Most health professionals in this province, doctors, nurses and dentists included, are self-regulated, governed by their respective colleges. For physicians and nurses, those colleges are the College of Physicians and Surgeons (“CPSO”) and the College of Nurses (“CNO”) respectively. As self-regulating professions, each must have a system for registering and dealing with complaints from the public about their members. While the College cannot offer compensation to complainants, they can issue cautions in person or in writing, force medical professionals to undertake educational programs or, in some cases, commence disciplinary proceedings.
Disciplinary proceedings are usually reserved for repeat offenders or those who engage in reprehensible conduct, such as sexual assault.
The lion’s share of complaints are dismissed with no action, or by issuing a caution in person or in writing. Cautions are meant to educate the practitioner on areas where their practice can improve. In person cautions are viewed as more serious than cautions in writing.

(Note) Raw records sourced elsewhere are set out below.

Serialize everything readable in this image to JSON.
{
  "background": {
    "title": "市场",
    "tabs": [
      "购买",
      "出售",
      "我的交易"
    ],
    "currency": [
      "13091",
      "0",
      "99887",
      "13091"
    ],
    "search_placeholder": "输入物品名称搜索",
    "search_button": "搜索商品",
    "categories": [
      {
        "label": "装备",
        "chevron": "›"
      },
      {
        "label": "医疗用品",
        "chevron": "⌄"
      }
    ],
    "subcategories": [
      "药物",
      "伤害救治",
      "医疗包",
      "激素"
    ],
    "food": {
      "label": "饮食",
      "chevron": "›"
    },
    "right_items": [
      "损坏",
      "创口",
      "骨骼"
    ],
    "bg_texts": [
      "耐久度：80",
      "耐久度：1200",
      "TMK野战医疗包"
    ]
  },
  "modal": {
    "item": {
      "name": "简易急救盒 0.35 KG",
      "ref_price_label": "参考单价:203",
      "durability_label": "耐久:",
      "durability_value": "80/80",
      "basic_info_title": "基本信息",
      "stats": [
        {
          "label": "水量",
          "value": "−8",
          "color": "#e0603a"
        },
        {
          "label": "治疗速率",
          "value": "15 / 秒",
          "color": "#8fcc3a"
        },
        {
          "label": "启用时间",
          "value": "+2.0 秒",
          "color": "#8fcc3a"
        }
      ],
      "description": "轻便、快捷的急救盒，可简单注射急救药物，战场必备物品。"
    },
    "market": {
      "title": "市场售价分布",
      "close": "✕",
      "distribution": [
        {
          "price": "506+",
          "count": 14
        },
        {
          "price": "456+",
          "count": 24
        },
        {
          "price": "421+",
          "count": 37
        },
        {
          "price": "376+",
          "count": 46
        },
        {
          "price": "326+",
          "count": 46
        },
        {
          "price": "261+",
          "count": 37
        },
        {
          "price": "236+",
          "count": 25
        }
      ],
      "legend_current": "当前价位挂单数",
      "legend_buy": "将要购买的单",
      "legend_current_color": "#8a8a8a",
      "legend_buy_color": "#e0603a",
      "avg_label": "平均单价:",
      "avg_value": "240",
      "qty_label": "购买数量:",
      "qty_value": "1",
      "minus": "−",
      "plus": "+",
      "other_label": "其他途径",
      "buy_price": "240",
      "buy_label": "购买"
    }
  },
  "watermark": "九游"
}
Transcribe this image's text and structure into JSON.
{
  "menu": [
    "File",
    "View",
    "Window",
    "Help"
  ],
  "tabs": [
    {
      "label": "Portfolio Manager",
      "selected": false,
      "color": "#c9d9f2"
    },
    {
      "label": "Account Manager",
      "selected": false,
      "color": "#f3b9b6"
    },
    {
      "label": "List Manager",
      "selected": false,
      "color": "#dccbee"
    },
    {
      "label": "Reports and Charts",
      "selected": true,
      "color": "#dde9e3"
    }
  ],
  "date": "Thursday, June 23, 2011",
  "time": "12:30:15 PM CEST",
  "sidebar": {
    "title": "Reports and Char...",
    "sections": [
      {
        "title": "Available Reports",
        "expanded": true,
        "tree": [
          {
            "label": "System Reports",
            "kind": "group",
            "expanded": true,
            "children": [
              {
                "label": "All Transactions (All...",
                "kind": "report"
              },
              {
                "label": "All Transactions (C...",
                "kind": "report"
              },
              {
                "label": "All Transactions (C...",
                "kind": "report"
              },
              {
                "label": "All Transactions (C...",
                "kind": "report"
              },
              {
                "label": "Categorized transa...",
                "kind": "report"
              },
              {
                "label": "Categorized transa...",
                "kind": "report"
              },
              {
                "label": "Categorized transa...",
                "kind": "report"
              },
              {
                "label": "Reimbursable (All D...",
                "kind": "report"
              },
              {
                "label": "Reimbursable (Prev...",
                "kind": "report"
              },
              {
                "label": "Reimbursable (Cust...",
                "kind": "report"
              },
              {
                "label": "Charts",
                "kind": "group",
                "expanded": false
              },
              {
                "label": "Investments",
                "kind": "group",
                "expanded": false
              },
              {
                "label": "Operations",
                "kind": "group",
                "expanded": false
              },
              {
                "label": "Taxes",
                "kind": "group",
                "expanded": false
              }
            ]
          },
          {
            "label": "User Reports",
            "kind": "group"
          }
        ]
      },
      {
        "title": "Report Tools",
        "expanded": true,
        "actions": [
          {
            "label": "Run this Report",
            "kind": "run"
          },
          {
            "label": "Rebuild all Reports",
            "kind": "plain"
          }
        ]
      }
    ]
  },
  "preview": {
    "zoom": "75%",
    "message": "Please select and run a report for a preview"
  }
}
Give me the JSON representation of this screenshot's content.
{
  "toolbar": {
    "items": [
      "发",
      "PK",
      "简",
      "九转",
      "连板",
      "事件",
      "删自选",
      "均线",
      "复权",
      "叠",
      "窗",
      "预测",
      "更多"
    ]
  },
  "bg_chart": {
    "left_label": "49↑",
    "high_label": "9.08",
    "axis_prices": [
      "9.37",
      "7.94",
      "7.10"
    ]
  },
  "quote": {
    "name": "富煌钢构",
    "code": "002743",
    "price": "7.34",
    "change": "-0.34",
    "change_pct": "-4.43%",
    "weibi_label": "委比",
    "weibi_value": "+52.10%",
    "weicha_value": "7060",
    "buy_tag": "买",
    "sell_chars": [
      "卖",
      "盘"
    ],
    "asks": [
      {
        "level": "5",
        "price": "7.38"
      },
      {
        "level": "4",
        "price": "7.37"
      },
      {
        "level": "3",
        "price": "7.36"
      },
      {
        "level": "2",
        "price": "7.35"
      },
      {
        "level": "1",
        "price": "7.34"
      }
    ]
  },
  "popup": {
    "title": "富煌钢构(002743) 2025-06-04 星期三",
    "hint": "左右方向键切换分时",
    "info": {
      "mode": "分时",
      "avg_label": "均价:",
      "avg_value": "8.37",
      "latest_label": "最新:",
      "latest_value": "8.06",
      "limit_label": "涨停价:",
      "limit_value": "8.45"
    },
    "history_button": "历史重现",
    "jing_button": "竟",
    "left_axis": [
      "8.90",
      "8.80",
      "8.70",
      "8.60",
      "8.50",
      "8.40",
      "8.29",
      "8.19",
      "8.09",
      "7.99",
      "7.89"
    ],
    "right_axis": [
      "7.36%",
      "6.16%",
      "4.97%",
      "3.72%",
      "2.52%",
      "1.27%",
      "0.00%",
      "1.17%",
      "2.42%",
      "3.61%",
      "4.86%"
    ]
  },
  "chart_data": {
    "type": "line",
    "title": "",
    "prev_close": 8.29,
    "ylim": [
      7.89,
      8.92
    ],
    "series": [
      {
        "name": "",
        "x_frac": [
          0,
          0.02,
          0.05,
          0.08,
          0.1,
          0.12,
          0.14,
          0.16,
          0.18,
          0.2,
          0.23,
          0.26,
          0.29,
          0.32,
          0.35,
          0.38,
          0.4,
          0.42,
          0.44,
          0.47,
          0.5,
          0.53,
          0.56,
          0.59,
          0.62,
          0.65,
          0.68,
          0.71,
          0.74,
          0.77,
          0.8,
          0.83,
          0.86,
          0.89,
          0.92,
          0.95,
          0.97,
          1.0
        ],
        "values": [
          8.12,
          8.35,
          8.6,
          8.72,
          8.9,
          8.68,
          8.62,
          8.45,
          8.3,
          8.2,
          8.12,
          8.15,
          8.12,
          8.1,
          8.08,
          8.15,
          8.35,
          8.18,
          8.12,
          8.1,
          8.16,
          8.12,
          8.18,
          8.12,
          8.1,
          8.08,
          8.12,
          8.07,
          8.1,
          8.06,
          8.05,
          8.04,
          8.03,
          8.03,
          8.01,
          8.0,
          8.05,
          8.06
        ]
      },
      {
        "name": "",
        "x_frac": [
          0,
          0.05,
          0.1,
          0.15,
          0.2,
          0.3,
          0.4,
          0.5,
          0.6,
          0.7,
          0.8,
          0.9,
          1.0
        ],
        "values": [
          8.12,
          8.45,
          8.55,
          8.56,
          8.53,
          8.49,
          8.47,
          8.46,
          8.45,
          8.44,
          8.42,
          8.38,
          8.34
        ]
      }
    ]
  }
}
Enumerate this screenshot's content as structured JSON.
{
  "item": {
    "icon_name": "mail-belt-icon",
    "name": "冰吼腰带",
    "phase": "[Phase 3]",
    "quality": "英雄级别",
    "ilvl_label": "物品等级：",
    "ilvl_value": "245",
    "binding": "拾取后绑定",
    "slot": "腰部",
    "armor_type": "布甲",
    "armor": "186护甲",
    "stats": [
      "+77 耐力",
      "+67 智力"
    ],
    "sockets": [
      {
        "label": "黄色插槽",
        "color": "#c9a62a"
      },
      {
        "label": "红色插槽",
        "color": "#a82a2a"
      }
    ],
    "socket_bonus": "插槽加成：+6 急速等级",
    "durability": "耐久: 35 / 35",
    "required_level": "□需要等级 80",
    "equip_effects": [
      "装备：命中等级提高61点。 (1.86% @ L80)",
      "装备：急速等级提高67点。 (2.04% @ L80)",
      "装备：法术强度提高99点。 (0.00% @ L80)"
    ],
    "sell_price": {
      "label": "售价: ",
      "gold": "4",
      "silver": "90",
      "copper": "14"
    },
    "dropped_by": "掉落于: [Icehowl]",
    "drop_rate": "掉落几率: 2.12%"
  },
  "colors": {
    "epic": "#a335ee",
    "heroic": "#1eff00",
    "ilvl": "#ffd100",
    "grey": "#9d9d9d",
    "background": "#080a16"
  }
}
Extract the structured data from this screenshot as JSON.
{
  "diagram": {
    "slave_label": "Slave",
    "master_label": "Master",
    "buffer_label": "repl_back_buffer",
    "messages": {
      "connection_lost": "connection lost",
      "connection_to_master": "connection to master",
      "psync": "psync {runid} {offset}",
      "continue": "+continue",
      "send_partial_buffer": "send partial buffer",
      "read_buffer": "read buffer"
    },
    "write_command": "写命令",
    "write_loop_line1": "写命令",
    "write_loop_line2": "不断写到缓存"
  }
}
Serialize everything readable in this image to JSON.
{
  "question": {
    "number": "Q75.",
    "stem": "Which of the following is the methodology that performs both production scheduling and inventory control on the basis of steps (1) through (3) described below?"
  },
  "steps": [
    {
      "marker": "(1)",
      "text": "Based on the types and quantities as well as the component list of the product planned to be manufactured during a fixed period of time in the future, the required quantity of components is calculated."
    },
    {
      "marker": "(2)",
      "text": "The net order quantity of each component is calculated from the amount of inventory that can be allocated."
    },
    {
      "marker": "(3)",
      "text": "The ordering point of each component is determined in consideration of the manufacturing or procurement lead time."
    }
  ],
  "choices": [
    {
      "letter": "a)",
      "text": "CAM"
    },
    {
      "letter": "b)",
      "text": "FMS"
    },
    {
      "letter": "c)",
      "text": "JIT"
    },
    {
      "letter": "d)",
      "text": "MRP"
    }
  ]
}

The benefit of starting a college complaint when there is suspected wrongdoing by a medical professional is that it allows the complainant to get a preliminary view from the profession as to how the conduct in question may be assessed. It also allows the complainant to get a glimpse of what the health professional may say in response to the allegations of misconduct. There are limits to what the College can consider in a complaint – they are not entitled to make findings of credibility, and so if there is a difference between what the complainant said happened, and what is contained in the medical record, the College will only assess the medical record.
Complaints are started by a member of the public submitting a complaint in writing to the appropriate college. When drafting your written complaint, it is best to keep it simple and stick to the facts. Particularize the areas of complaint in a short, easy to understand sentences. For example, a delayed diagnosis of cancer complaint may itemize the complaints as: (1) failing to follow up or order appropriate diagnostic tests; and (2) failing to inform about concerning test results. Then tell, in chronological order, what happened by sticking to the facts with little emotion inflected in your language.
After the complaint is submitted, you will be contacted by a college investigator to finalize the particular areas of complaint to which the doctor or nurse will respond. The response from the medical professional will be in writing, usually prepared with the assistance of counsel. You are then invited to comment on the response, before the entire package of material is sent to the Inquiries, Complaints and Reports Committee (“ICRC”).
A decision is rendered by the ICRC usually within six months. The decision may be appealed to the Health Professions and Review Board (“HPARB”), an administrative body I will overview in my next blog posting.
Pursuant to legislation, nothing from the College complaints process can be used during a civil proceeding. That said, having an independent review by the ICRC of the alleged misconduct, and seeing the proposed physician explanation, can be a valuable tool in your civil case.
Bogoroch & Associates LLP has extensive experience in medical malpractice litigation. For further information, please contact:
Richard Bogoroch (firstname.lastname@example.org) or Pinta Maguire (email@example.com)
Bogoroch & Associates LLP
150 King St W #1901